EXERCISE PROMPT
Exactly how many lines in this material contain the string "title"? Reply with the number alone.

RECORDS SUPPLIED
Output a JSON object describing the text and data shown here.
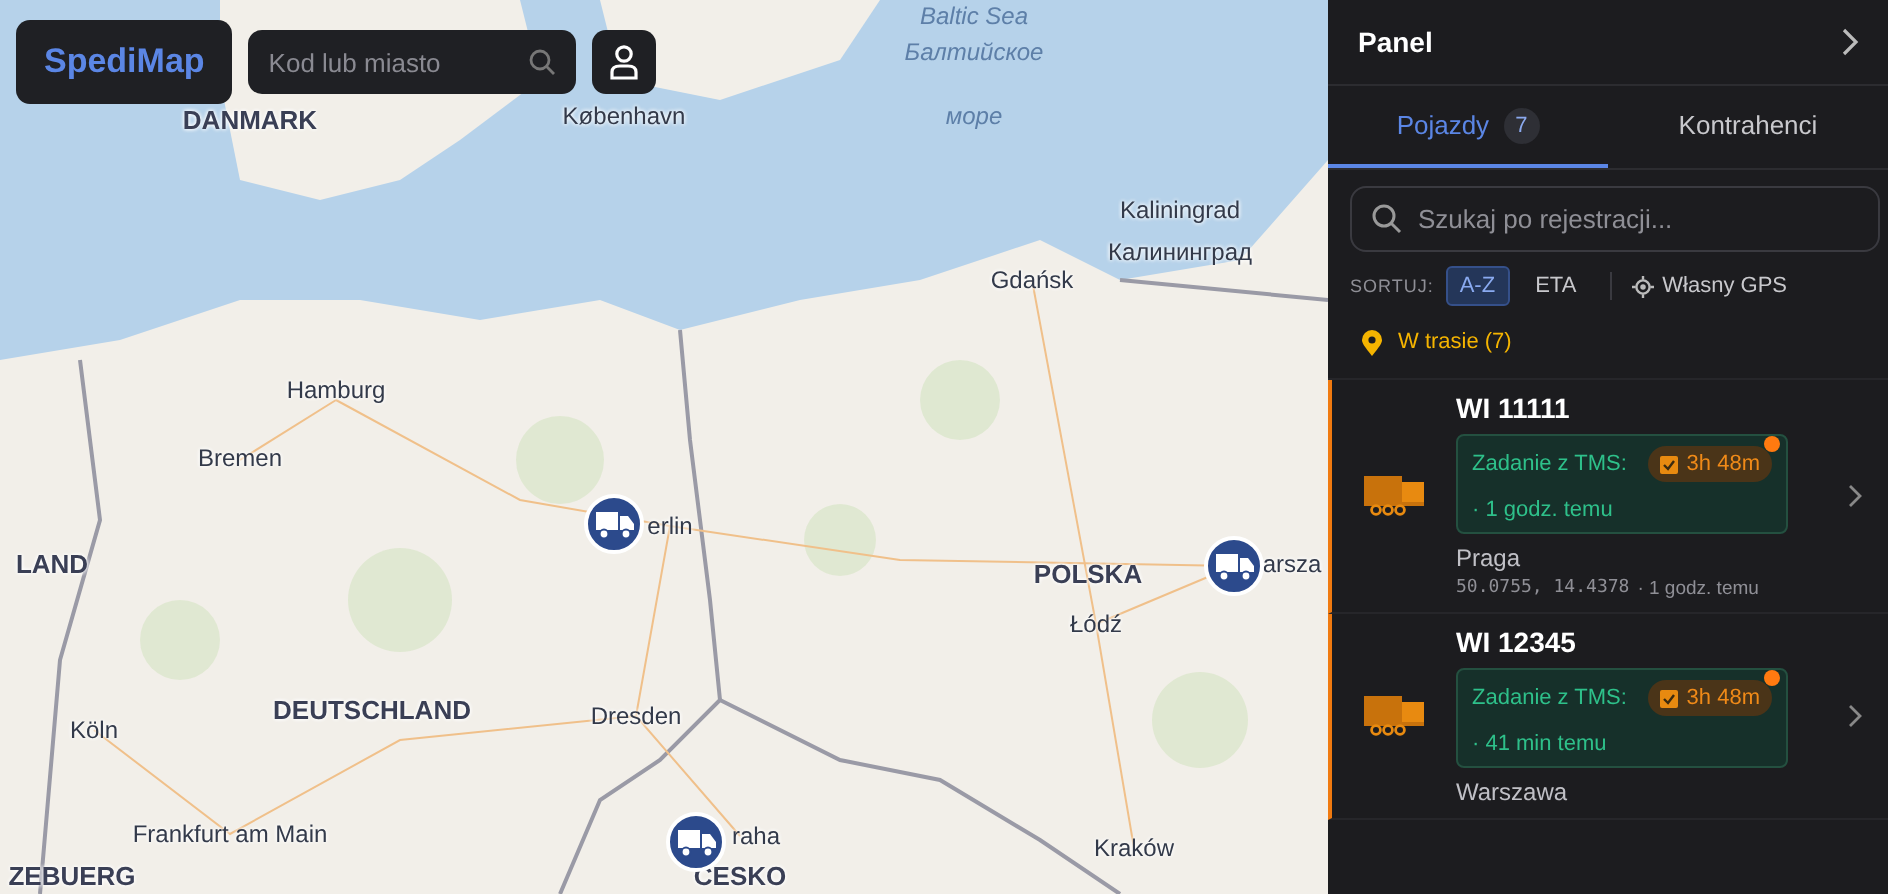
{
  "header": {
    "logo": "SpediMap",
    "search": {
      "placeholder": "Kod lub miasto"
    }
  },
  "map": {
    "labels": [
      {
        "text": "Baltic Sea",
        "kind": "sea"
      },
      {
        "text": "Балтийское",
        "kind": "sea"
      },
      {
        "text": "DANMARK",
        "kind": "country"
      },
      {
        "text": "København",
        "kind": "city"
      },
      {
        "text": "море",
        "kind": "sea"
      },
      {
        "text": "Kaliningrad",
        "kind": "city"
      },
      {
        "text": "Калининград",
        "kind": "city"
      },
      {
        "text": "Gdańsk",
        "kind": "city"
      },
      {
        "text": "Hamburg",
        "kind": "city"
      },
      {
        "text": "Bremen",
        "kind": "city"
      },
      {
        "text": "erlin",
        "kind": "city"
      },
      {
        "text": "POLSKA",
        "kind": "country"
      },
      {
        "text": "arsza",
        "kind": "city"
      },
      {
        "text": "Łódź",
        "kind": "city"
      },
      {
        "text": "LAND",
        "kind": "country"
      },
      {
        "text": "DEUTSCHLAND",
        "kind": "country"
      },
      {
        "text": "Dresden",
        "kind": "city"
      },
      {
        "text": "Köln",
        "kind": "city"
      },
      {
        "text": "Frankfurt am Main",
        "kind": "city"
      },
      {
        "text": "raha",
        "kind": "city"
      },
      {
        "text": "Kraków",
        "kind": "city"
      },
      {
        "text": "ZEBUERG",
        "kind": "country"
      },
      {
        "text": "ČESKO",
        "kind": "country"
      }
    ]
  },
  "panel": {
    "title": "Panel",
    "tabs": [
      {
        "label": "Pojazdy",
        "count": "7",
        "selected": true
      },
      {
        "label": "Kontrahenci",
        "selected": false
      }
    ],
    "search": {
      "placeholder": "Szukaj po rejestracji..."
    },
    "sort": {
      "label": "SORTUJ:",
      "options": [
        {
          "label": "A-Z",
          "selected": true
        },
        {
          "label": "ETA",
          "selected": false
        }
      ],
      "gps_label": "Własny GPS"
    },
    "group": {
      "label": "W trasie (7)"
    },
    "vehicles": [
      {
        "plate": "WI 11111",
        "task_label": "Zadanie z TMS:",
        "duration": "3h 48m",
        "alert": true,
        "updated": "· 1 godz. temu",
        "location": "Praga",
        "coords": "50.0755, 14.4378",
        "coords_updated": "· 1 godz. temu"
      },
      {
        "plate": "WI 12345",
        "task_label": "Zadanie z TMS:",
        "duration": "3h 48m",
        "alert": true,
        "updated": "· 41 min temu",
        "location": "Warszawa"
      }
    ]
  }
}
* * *
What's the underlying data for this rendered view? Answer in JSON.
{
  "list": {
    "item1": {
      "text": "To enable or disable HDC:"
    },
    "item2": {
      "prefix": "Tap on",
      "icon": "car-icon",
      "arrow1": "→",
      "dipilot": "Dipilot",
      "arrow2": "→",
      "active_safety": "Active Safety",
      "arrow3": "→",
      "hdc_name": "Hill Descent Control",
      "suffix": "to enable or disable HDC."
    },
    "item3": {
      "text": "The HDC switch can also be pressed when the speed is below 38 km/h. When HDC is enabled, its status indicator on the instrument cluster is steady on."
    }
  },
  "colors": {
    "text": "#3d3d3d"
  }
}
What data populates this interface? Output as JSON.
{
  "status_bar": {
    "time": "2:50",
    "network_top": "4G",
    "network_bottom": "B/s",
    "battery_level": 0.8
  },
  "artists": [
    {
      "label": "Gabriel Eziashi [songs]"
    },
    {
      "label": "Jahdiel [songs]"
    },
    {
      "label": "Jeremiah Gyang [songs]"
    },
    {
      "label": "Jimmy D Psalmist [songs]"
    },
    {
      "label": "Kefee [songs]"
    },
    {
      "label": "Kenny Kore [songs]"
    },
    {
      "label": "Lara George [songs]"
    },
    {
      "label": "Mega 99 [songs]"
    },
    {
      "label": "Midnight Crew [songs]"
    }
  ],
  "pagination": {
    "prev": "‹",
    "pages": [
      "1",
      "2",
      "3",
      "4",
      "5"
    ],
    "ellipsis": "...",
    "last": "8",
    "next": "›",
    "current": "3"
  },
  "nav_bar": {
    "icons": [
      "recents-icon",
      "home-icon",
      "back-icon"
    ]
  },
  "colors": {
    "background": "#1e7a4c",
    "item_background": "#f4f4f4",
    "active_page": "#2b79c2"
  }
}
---
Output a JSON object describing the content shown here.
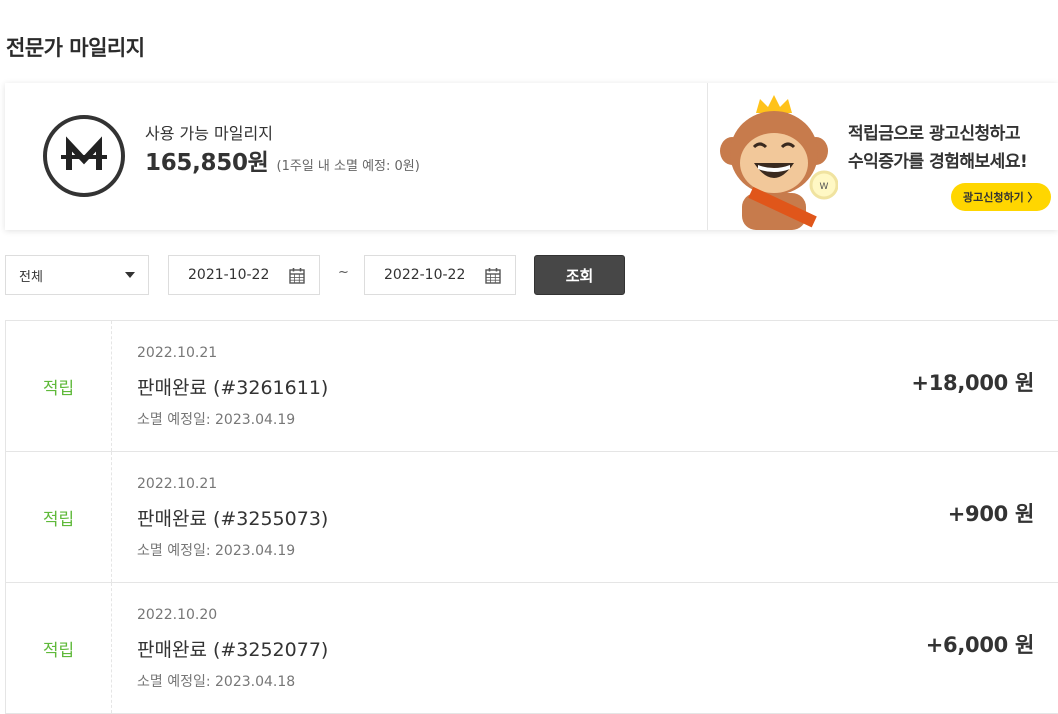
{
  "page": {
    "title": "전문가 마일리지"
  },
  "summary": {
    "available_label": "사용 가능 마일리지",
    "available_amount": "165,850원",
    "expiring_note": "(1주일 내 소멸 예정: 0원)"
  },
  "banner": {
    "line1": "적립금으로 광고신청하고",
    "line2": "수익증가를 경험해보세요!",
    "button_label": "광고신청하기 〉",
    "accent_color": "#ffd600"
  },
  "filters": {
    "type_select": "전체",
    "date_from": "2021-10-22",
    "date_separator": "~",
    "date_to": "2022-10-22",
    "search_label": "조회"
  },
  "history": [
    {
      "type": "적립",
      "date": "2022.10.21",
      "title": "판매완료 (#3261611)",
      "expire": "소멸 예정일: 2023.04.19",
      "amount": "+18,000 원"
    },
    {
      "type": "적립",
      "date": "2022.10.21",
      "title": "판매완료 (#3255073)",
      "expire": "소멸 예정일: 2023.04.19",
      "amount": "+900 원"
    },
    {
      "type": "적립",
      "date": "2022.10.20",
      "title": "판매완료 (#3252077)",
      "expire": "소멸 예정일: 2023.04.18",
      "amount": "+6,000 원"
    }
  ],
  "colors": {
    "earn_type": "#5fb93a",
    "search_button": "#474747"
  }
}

ANSWER BOX
5